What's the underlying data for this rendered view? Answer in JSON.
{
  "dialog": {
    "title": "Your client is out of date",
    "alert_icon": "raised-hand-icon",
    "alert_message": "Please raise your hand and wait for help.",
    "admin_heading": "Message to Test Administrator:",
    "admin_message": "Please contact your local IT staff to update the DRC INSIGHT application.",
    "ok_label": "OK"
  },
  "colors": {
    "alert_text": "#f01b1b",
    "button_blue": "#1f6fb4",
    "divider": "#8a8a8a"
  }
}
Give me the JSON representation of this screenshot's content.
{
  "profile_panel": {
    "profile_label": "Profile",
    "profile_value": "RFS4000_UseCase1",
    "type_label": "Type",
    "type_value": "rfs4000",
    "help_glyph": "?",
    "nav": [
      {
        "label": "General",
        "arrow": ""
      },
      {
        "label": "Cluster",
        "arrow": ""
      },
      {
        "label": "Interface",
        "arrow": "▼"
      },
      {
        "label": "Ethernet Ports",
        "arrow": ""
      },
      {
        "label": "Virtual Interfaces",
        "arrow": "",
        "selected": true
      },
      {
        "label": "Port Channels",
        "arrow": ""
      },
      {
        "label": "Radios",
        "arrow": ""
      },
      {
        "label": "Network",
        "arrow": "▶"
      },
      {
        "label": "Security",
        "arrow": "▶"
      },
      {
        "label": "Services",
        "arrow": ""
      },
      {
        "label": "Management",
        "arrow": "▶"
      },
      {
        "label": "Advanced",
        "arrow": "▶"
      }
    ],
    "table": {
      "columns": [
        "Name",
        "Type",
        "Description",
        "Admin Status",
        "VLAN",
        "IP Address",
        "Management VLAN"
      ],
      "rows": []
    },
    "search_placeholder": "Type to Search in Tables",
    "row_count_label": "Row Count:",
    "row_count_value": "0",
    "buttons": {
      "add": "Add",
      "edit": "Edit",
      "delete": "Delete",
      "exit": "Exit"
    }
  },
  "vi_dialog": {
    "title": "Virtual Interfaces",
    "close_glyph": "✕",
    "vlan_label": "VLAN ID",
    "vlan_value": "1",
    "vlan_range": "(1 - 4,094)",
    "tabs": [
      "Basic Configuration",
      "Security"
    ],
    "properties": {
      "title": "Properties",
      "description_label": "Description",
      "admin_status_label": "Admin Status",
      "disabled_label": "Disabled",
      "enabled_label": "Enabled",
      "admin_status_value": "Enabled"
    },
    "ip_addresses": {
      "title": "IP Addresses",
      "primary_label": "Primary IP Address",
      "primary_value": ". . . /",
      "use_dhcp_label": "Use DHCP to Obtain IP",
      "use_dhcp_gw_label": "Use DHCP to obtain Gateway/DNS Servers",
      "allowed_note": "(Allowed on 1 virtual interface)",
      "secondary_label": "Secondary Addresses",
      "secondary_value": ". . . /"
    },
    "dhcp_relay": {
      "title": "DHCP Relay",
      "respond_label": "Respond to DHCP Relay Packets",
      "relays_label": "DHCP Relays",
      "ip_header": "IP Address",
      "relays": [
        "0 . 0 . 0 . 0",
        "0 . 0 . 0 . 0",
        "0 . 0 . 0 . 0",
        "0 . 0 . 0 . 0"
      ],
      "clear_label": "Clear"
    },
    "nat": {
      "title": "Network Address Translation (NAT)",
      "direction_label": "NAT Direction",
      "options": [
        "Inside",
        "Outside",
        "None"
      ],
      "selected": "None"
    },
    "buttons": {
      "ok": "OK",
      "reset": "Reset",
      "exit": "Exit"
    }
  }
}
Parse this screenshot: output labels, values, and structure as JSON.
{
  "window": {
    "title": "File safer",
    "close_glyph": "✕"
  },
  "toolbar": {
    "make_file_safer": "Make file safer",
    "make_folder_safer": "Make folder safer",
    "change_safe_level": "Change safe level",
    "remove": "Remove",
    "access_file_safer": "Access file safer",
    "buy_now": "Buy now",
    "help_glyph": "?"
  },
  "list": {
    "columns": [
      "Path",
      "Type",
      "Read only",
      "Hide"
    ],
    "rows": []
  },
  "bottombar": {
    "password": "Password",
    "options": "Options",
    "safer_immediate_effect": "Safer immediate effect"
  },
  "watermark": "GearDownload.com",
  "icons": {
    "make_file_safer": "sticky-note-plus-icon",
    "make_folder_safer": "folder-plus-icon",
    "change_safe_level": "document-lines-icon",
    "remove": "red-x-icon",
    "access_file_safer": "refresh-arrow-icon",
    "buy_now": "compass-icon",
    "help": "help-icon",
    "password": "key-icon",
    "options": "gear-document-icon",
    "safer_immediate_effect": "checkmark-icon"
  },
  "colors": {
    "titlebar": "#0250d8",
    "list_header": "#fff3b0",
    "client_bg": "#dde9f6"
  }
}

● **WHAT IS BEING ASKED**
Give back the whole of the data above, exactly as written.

● **SOLUTION FOR THIS EXERCISE**
What's the underlying data for this rendered view? Answer in JSON.
{
  "dialog": {
    "title": "Your client is out of date",
    "alert_icon": "raised-hand-icon",
    "alert_message": "Please raise your hand and wait for help.",
    "admin_heading": "Message to Test Administrator:",
    "admin_message": "Please contact your local IT staff to update the DRC INSIGHT application.",
    "ok_label": "OK"
  },
  "colors": {
    "alert_text": "#f01b1b",
    "button_blue": "#1f6fb4",
    "divider": "#8a8a8a"
  }
}
Give me the JSON representation of this screenshot's content.
{
  "profile_panel": {
    "profile_label": "Profile",
    "profile_value": "RFS4000_UseCase1",
    "type_label": "Type",
    "type_value": "rfs4000",
    "help_glyph": "?",
    "nav": [
      {
        "label": "General",
        "arrow": ""
      },
      {
        "label": "Cluster",
        "arrow": ""
      },
      {
        "label": "Interface",
        "arrow": "▼"
      },
      {
        "label": "Ethernet Ports",
        "arrow": ""
      },
      {
        "label": "Virtual Interfaces",
        "arrow": "",
        "selected": true
      },
      {
        "label": "Port Channels",
        "arrow": ""
      },
      {
        "label": "Radios",
        "arrow": ""
      },
      {
        "label": "Network",
        "arrow": "▶"
      },
      {
        "label": "Security",
        "arrow": "▶"
      },
      {
        "label": "Services",
        "arrow": ""
      },
      {
        "label": "Management",
        "arrow": "▶"
      },
      {
        "label": "Advanced",
        "arrow": "▶"
      }
    ],
    "table": {
      "columns": [
        "Name",
        "Type",
        "Description",
        "Admin Status",
        "VLAN",
        "IP Address",
        "Management VLAN"
      ],
      "rows": []
    },
    "search_placeholder": "Type to Search in Tables",
    "row_count_label": "Row Count:",
    "row_count_value": "0",
    "buttons": {
      "add": "Add",
      "edit": "Edit",
      "delete": "Delete",
      "exit": "Exit"
    }
  },
  "vi_dialog": {
    "title": "Virtual Interfaces",
    "close_glyph": "✕",
    "vlan_label": "VLAN ID",
    "vlan_value": "1",
    "vlan_range": "(1 - 4,094)",
    "tabs": [
      "Basic Configuration",
      "Security"
    ],
    "properties": {
      "title": "Properties",
      "description_label": "Description",
      "admin_status_label": "Admin Status",
      "disabled_label": "Disabled",
      "enabled_label": "Enabled",
      "admin_status_value": "Enabled"
    },
    "ip_addresses": {
      "title": "IP Addresses",
      "primary_label": "Primary IP Address",
      "primary_value": ". . . /",
      "use_dhcp_label": "Use DHCP to Obtain IP",
      "use_dhcp_gw_label": "Use DHCP to obtain Gateway/DNS Servers",
      "allowed_note": "(Allowed on 1 virtual interface)",
      "secondary_label": "Secondary Addresses",
      "secondary_value": ". . . /"
    },
    "dhcp_relay": {
      "title": "DHCP Relay",
      "respond_label": "Respond to DHCP Relay Packets",
      "relays_label": "DHCP Relays",
      "ip_header": "IP Address",
      "relays": [
        "0 . 0 . 0 . 0",
        "0 . 0 . 0 . 0",
        "0 . 0 . 0 . 0",
        "0 . 0 . 0 . 0"
      ],
      "clear_label": "Clear"
    },
    "nat": {
      "title": "Network Address Translation (NAT)",
      "direction_label": "NAT Direction",
      "options": [
        "Inside",
        "Outside",
        "None"
      ],
      "selected": "None"
    },
    "buttons": {
      "ok": "OK",
      "reset": "Reset",
      "exit": "Exit"
    }
  }
}
Parse this screenshot: output labels, values, and structure as JSON.
{
  "window": {
    "title": "File safer",
    "close_glyph": "✕"
  },
  "toolbar": {
    "make_file_safer": "Make file safer",
    "make_folder_safer": "Make folder safer",
    "change_safe_level": "Change safe level",
    "remove": "Remove",
    "access_file_safer": "Access file safer",
    "buy_now": "Buy now",
    "help_glyph": "?"
  },
  "list": {
    "columns": [
      "Path",
      "Type",
      "Read only",
      "Hide"
    ],
    "rows": []
  },
  "bottombar": {
    "password": "Password",
    "options": "Options",
    "safer_immediate_effect": "Safer immediate effect"
  },
  "watermark": "GearDownload.com",
  "icons": {
    "make_file_safer": "sticky-note-plus-icon",
    "make_folder_safer": "folder-plus-icon",
    "change_safe_level": "document-lines-icon",
    "remove": "red-x-icon",
    "access_file_safer": "refresh-arrow-icon",
    "buy_now": "compass-icon",
    "help": "help-icon",
    "password": "key-icon",
    "options": "gear-document-icon",
    "safer_immediate_effect": "checkmark-icon"
  },
  "colors": {
    "titlebar": "#0250d8",
    "list_header": "#fff3b0",
    "client_bg": "#dde9f6"
  }
}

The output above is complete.